Following up to this post, here’s a fantastic look at Victorian “fancy dress balls”–they were all the rage at the time, but really picked up in the later half of the century where the focus was more on self-expression than hiding oneself, as was the case at 18th-century masquerades (Phantom hearkens back to this earlier tradition, but the idea of a masquerade hiding one’s true identity also works perfectly for its theatrical setting).
Here are some wackier costumes from fancy dress balls. I’m in love with this one:
And look! A bee!
Here’s a fashion plate with some costume ideas from across the centuries (and of course, we wouldn’t be in the Victorian era if there weren’t a bit of tone-deaf cultural appropriation with the Native American costume.):
It was actually common for women to wear shorter skirts at these balls so they could show off their fabulous boots (as you see above, and as is the case with Christine’s stage version of the Star Princess dress):
Depending on your host, masks of all kinds were welcome, so you were free to be as unsettlingly disturbing as you wanted while you lounged by the punch bowl and made rabbit eyes at the eligible young heiress whose hand in marriage comes with fifty thousand pounds a year and a lifetime of resentment because women’s rights didn’t exist yet:
Suppose you can’t make it to the most fashionable balls London or Paris this season. If it’s 1883 and you are Mrs. Cornelius Vanderbilt and happen to have $6 million of disposable income at your fingertips, why not throw your own fancy dress ball for New York City’s elite (and spend millions on champagne alone)? And why don’t you one-up every single one of your guests by dressing as that most wondrous of new inventions, Edison’s electric light? I defy the Rockefellers to steal your spotlight when the spotlight in question could very easily electrocute them.
Like flowers? Of course you do. Like spring? Oh, my God, do you ever. Like pretending you’re but a mere shepherdess, giggling and flouncing away from the advances of the blacksmith’s apprentice? GOOD LORD, YES. Like the 18th century? HELL YES, OH MAN, GIMME THAT ROCOCO SPRING FLOWER EXPLOSION:

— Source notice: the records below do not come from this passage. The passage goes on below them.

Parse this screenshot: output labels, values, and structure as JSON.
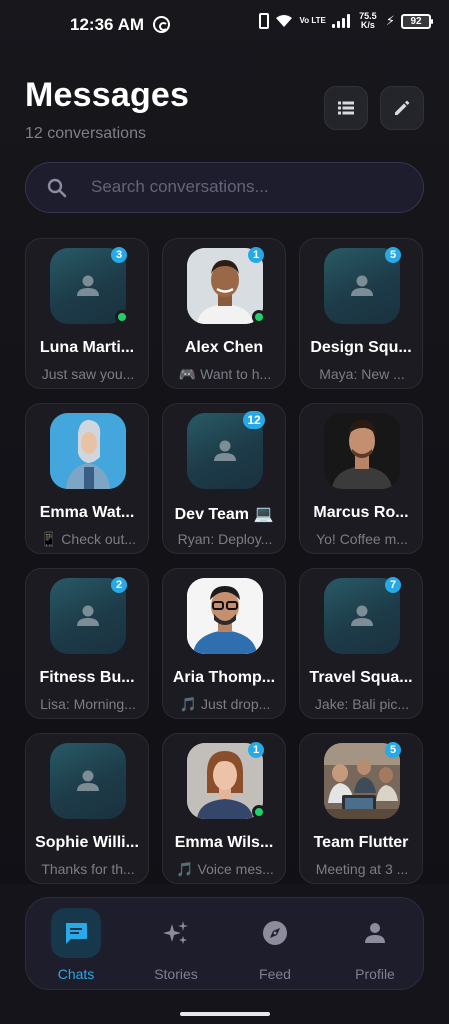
{
  "status_bar": {
    "time": "12:36 AM",
    "network": "Vo LTE",
    "speed": "75.5 K/s",
    "battery": "92"
  },
  "header": {
    "title": "Messages",
    "subtitle": "12 conversations",
    "list_icon": "list-icon",
    "edit_icon": "edit-pencil-icon"
  },
  "search": {
    "placeholder": "Search conversations...",
    "value": ""
  },
  "colors": {
    "accent": "#27a9e8",
    "online": "#1fd16a",
    "card_bg": "#1b1b21"
  },
  "conversations": [
    {
      "name": "Luna Marti...",
      "preview": "Just saw you...",
      "badge": "3",
      "online": true,
      "avatar": "placeholder"
    },
    {
      "name": "Alex Chen",
      "preview": "🎮 Want to h...",
      "badge": "1",
      "online": true,
      "avatar": "photo"
    },
    {
      "name": "Design Squ...",
      "preview": "Maya: New ...",
      "badge": "5",
      "online": false,
      "avatar": "placeholder"
    },
    {
      "name": "Emma Wat...",
      "preview": "📱 Check out...",
      "badge": "",
      "online": false,
      "avatar": "photo"
    },
    {
      "name": "Dev Team 💻",
      "preview": "Ryan: Deploy...",
      "badge": "12",
      "online": false,
      "avatar": "placeholder"
    },
    {
      "name": "Marcus Ro...",
      "preview": "Yo! Coffee m...",
      "badge": "",
      "online": false,
      "avatar": "photo"
    },
    {
      "name": "Fitness Bu...",
      "preview": "Lisa: Morning...",
      "badge": "2",
      "online": false,
      "avatar": "placeholder"
    },
    {
      "name": "Aria Thomp...",
      "preview": "🎵 Just drop...",
      "badge": "",
      "online": false,
      "avatar": "photo"
    },
    {
      "name": "Travel Squa...",
      "preview": "Jake: Bali pic...",
      "badge": "7",
      "online": false,
      "avatar": "placeholder"
    },
    {
      "name": "Sophie Willi...",
      "preview": "Thanks for th...",
      "badge": "",
      "online": false,
      "avatar": "placeholder"
    },
    {
      "name": "Emma Wils...",
      "preview": "🎵 Voice mes...",
      "badge": "1",
      "online": true,
      "avatar": "photo"
    },
    {
      "name": "Team Flutter",
      "preview": "Meeting at 3 ...",
      "badge": "5",
      "online": false,
      "avatar": "photo"
    }
  ],
  "nav": {
    "items": [
      {
        "label": "Chats",
        "icon": "chat-bubble-icon",
        "active": true
      },
      {
        "label": "Stories",
        "icon": "sparkles-icon",
        "active": false
      },
      {
        "label": "Feed",
        "icon": "compass-icon",
        "active": false
      },
      {
        "label": "Profile",
        "icon": "person-icon",
        "active": false
      }
    ]
  }
}
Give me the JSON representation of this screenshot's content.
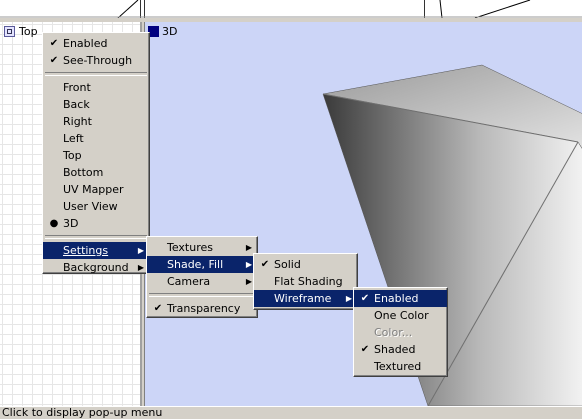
{
  "viewports": {
    "top_label": "Top",
    "view3d_label": "3D"
  },
  "status_text": "Click to display pop-up menu",
  "main_menu": {
    "items": [
      {
        "label": "Enabled",
        "mark": "✔"
      },
      {
        "label": "See-Through",
        "mark": "✔"
      },
      {
        "label": "Front",
        "mark": ""
      },
      {
        "label": "Back",
        "mark": ""
      },
      {
        "label": "Right",
        "mark": ""
      },
      {
        "label": "Left",
        "mark": ""
      },
      {
        "label": "Top",
        "mark": ""
      },
      {
        "label": "Bottom",
        "mark": ""
      },
      {
        "label": "UV Mapper",
        "mark": ""
      },
      {
        "label": "User View",
        "mark": ""
      },
      {
        "label": "3D",
        "mark": "●"
      },
      {
        "label": "Settings",
        "mark": "",
        "submenu": true,
        "highlighted": true
      },
      {
        "label": "Background",
        "mark": "",
        "submenu": true
      }
    ]
  },
  "settings_menu": {
    "items": [
      {
        "label": "Textures",
        "submenu": true
      },
      {
        "label": "Shade, Fill",
        "submenu": true,
        "highlighted": true
      },
      {
        "label": "Camera",
        "submenu": true
      },
      {
        "label": "Transparency",
        "mark": "✔"
      }
    ]
  },
  "shade_menu": {
    "items": [
      {
        "label": "Solid",
        "mark": "✔"
      },
      {
        "label": "Flat Shading",
        "mark": ""
      },
      {
        "label": "Wireframe",
        "submenu": true,
        "highlighted": true
      }
    ]
  },
  "wireframe_menu": {
    "items": [
      {
        "label": "Enabled",
        "mark": "✔",
        "highlighted": true
      },
      {
        "label": "One Color",
        "mark": ""
      },
      {
        "label": "Color...",
        "mark": "",
        "disabled": true
      },
      {
        "label": "Shaded",
        "mark": "✔"
      },
      {
        "label": "Textured",
        "mark": ""
      }
    ]
  },
  "colors": {
    "menu_bg": "#d4d0c8",
    "highlight": "#0a246a",
    "viewport_3d_bg": "#ccd5f7"
  }
}
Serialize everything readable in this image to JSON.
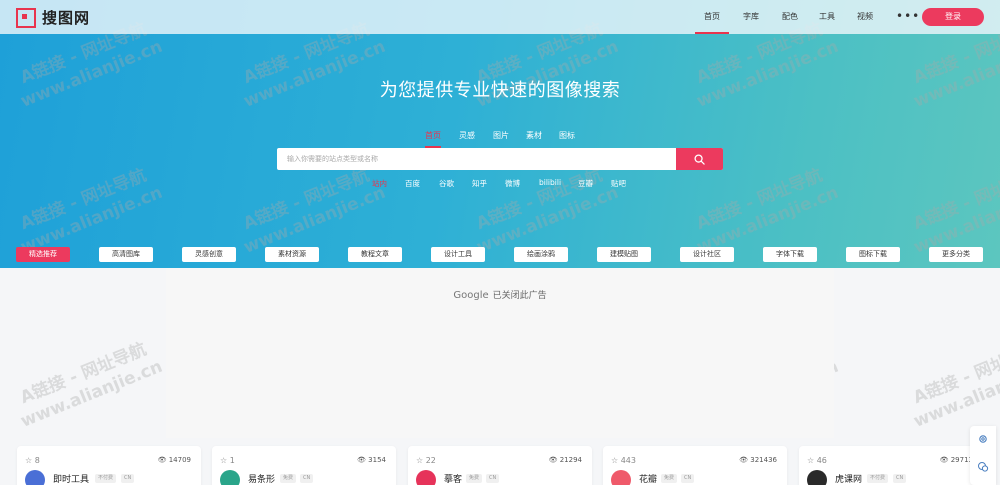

BUT WAIT! You’re not gonna let that Rococo Spring Flower Explosion HARLOT flounce away with your suitor, are you? HELL NO, YOU ARE NOT. Which is why you are prepared to send her running dressed as a GORGEOUS FREAKING BUTTERFLY:
But where would a butterfly be without a lovely flower upon which to perch? Enter your secret lesbian lover, the Rose:
Or, if you’re uncomfortable with NOT being the center of attention every waking moment, you could just pull the equivalent of one-upping the bride at a wedding by wearing white and come dressed as the DAMN SUN:
But maybe you’re more of the goth persuasion. Might I suggest a tasteful sorceress?
A dainty Batman ensemble to match your wife’s delicate moth angel gown?
Vampire mistress of the night, perhaps?
Actually, bat motifs were an extremely popular costume option, not just in the 19th century, but also at 18th century balls:
But if it’s 1880 and you want to carry on grandma’s bat tradition, this might be a more modern take on a pocket-sized blood-sucking demon:
You are so thrilled to attend the costume ball like the goth nightmare you are, you can hardly contain your enthusiasm:
Here is a tastefully acceptable take on Satan. Might I sample your punch, Mrs. Higgenbottom, before I make away with your soul?
“Oh, I do so love your seagull gown.”
“Oh, why thank you, my dear friend!”
“But I’ve not the slightest idea what I shall wear to the ball!”
“Why, Constance, it is a simple matter of identifying something near and dear to your heart and then adapting it into a suitable costume. I, for example, find solace in the sea, particularly in the birds of the sea, and most particularly when they nose-dive into and defecate upon the boat, shrieking like banshees in heat. Hence, the seagulls adorning my gown. What do you like the very most, Constance?”
Or, maybe you’re just a shameless ho and don’t give a brass farthing about showing your ankles, your calves, your thighs, or your hoo-ha at the Embassy Ball, in which case, blaze it:
There are officially zero excuses for boring monochromatic masquerade scenes in Phantom now, thank you.
I’m pretty sure that last photo was a stage actress, but most of the rest of these seem legit.
Next Halloween I’m making one of these, and y’all better goddamn hold me to it.